Count It All Joy When You Meet Various Trials

James 1:2-4

“TRIAL—4. Experience; suffering that puts strength, patience or faith to the test; afflictions or temptations that exercise and prove the graces or virtues of men.” —American Dictionary of The English Language

Since God is at work in all of our trials, we should always count it a joy when we walk through trials.

  1. We are commanded by God to count it all joy when we meet trials in this life.

“James is commending the conscious embrace of a Christian understanding of life which brings joy into the trials that come because of our Christianity. James says, ‘Consider it pure joy,’ which means to make a deliberate and careful decision to experience joy even in time of trouble.” —R. Kent Hughes

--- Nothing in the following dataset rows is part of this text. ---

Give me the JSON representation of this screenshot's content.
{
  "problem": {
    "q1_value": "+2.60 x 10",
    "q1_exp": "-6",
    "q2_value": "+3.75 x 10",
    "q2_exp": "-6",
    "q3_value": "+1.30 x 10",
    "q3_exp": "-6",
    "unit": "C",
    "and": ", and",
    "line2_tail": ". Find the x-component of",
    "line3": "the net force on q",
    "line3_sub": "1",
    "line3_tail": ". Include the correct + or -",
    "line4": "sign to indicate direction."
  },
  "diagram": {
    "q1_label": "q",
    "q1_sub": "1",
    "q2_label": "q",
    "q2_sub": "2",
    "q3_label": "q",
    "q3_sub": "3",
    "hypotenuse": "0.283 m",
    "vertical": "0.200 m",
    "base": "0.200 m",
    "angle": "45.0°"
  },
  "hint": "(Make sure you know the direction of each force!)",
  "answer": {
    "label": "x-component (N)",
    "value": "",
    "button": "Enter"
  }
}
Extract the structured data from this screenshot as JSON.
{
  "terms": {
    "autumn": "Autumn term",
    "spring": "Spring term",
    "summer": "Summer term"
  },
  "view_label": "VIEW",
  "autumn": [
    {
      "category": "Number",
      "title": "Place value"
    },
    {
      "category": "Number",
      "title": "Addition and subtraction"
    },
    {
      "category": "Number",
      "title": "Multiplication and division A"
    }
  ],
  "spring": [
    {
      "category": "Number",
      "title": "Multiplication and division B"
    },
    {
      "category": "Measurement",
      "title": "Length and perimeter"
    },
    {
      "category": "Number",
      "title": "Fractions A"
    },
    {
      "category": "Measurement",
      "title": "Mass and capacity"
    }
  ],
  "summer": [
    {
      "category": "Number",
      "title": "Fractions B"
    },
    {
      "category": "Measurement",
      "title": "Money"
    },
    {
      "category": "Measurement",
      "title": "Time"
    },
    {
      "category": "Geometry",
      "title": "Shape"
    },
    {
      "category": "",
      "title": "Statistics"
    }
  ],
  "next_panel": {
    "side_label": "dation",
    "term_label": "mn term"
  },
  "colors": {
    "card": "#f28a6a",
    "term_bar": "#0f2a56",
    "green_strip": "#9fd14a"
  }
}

“The greatest discovery that I have made in the midst of all the difficulties is the I can have joy when I can’t feel it—artesian joy. When I had every reason to feel beaten, I felt joy. In spite of everything, God gave me the conviction of being loved and the certainty that nothing could separate me from him. It was not happiness, gush, or jolliness but a constant flow of the Spirit through me. At no time did he give the easy confidence that everything would work out as I wanted it on my timetable, but that he was in charge and would give me and my family enough courage for each day; grace. Joy is always the result of that.” —Lloyd John Ogilvie

  1. We can trust that God is working through our trials to grow us in our faith.

“Here is how this works: we develop toughness or fortitude by repeatedly being tested and prevailing. The more tests we pass, the tougher we become.” —R. Kent Hughes

“The difficulties of life are intended by God to refine our faith: heating it in the crucible of suffering so that impurities might be refined away and so that it might become pure and valuable before the Lord. The “testing of faith” here, then, is not intended to determine whether a person has faith or not; it is intended to purify faith that already exists.” — Douglas Moo

“Life on earth would not be worth much if every source of irritation were removed. Yet most of rebel against the things that irritate us, and count as heavy loss what ought to be rich gain. We are told that the oyster is wiser; that when an irritation object, like a bit of sand, gets under the ‘mantle’ of his shell, he simply covers it with the most precious part of his being and makes of it a pearl. The irritation that it was causing is stopped by encrusting it with the pearly formation. A true pearl is therefore simply a victory over irritation. Every irritation that gets into our lives today is an opportunity for pearl culture. The more irritation the devil flings at us, the more pearls we have. We need only to welcome them and cover them completely with love, that most precious part of us, and the irritation will be smothered out as the pearl comes into being. What a store of pearls we may have, if we will.” — Dick Seume